> Provided data:
========

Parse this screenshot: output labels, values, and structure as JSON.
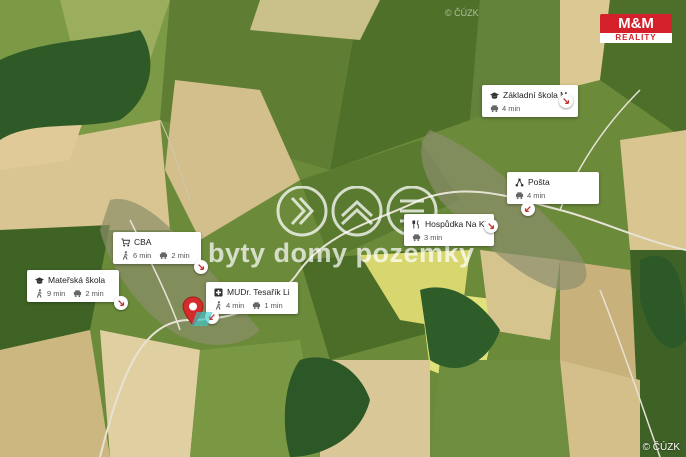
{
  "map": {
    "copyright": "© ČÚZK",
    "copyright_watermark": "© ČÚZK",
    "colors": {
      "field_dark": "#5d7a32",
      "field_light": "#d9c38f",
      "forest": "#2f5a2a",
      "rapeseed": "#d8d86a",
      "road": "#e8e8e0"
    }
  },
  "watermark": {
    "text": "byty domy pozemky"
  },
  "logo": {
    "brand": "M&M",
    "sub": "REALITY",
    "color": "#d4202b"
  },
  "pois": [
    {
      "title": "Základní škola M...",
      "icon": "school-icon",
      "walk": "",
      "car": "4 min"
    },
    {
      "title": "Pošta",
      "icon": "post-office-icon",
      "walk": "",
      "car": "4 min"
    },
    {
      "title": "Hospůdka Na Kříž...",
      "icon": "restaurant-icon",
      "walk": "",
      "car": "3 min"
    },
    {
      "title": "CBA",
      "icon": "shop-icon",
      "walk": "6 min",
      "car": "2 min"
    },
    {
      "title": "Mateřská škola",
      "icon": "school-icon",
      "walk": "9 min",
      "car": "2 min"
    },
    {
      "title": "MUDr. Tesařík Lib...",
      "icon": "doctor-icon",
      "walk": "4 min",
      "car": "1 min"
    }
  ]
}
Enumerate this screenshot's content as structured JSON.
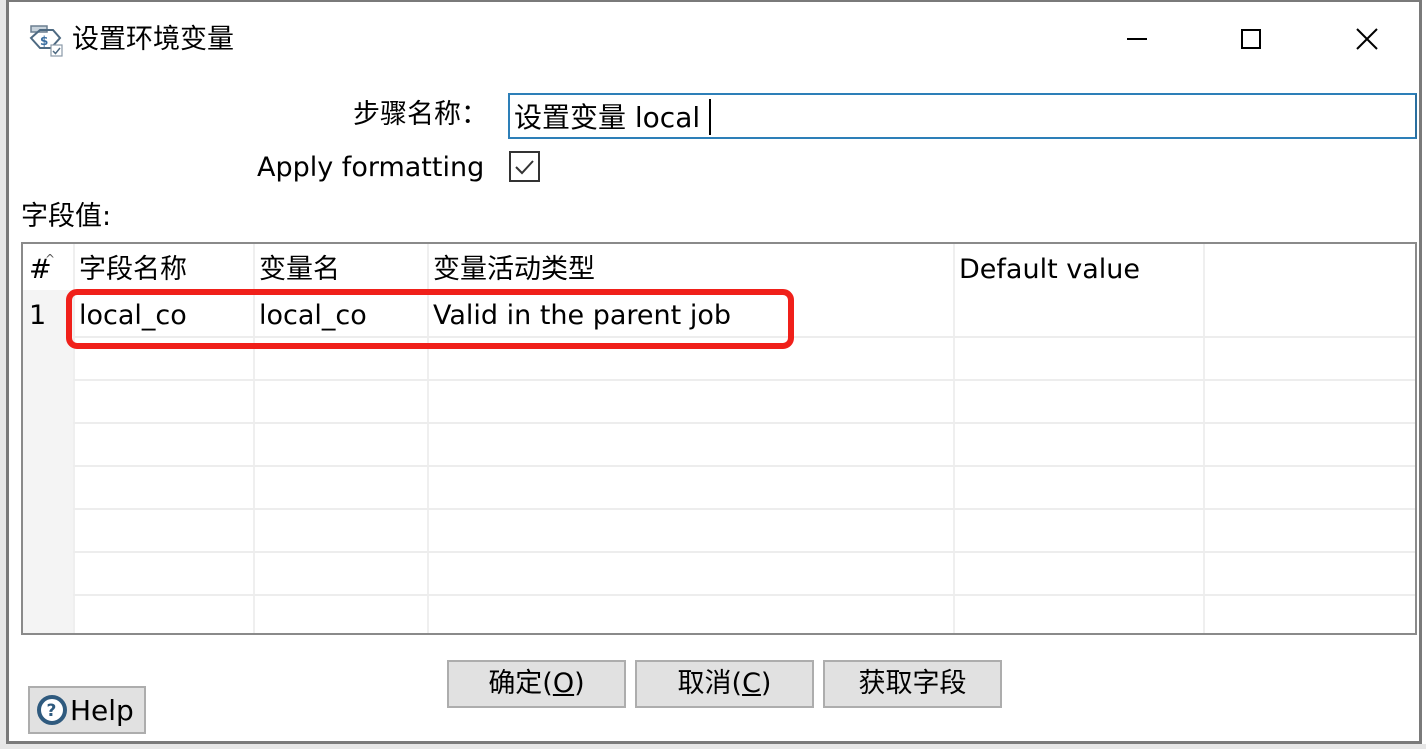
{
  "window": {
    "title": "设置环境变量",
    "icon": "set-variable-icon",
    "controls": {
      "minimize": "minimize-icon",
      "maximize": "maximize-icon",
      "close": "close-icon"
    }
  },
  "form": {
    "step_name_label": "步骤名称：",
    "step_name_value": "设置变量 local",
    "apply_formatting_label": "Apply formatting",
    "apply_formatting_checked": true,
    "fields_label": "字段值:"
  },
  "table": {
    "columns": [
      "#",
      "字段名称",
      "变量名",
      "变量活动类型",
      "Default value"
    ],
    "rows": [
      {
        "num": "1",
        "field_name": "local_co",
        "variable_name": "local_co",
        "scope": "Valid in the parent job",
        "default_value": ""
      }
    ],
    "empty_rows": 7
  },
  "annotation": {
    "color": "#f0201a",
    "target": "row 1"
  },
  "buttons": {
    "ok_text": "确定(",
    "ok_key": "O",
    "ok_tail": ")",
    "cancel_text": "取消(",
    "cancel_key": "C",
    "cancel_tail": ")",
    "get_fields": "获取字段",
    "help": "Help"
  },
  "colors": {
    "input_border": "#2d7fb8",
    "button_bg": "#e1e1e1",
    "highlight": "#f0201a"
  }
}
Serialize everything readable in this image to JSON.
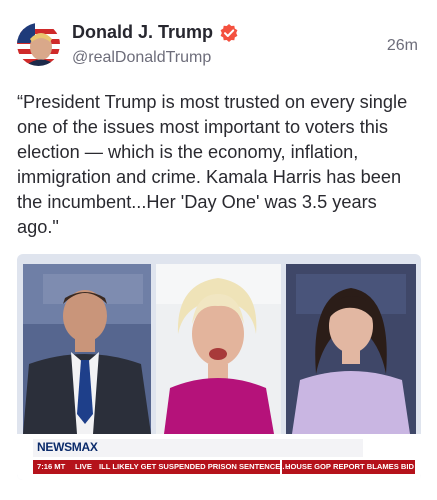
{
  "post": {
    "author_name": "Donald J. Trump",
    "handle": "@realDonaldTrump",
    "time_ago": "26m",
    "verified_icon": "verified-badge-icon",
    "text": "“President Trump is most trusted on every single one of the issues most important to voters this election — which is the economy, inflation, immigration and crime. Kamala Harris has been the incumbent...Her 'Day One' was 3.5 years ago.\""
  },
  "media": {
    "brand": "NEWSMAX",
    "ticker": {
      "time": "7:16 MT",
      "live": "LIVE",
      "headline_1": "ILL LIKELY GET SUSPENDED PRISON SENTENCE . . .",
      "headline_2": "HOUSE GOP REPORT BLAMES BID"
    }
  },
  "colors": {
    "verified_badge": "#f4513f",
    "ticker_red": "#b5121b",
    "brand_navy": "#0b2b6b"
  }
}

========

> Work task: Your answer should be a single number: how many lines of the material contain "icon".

> Written reply: 11